Conclusions: The novel finding of this study is that the successful UPPP in OSA patients is strongly related to changes of serum UA level, CRP before and after operation. These results might be helpful for providing valuable information to reflect the effect of UPPP operation, regardless of UA and CRP before operation.
Valproic acid (VPA) has been suggested to be a histone deacetylase inhibitor (HDACI). Our present study revealed that VPA at 1 mm, which had no effect on cell proliferation, can significantly increase the sensitivity of non-small cell lung cancer (NSCLC) cells to cisplatin (DDP). VPA treatment markedly decreased the mRNA and protein levels of ABCA1, while had no significant effect on ABCA3, ABCA7 or ABCB10. Luciferase reporter assays showed that VPA can decrease the ABCA1 promoter activity in both A549 and H358 cells. VPA treatment also decreased the phosphorylation of SP1, which can bind to −100 and −166 bp in the promoter of ABCA1. While the phosphorylation of c-Fos and c-Jun were not changed in VPA treated NSCLC cells. Over expression of HDAC2 attenuated VPA induced down regulation of ABCA1 mRNA expression and promoter activities. Over expression of HDAC2 also attenuated VPA induced DDP sensitivity of NSCLC cells. These data revealed that VPA can increase the DDP sensitivity of NSCLC cells via down regulation of ABCA1 through HDAC2/SP1 signals.
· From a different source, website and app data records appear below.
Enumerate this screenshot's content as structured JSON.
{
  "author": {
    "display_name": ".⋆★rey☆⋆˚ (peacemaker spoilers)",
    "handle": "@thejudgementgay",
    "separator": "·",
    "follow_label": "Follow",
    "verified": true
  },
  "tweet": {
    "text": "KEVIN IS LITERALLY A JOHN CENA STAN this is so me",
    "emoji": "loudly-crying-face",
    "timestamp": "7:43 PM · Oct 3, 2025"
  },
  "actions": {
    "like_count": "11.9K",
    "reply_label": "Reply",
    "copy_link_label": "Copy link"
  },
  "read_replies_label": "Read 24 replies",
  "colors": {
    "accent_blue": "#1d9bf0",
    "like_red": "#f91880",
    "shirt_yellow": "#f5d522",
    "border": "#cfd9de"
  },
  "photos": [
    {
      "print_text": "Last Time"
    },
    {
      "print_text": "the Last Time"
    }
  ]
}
It suggested that combination of VPA and anticancer drugs such as DDP might be great helpful for treatment of NSCLC patients.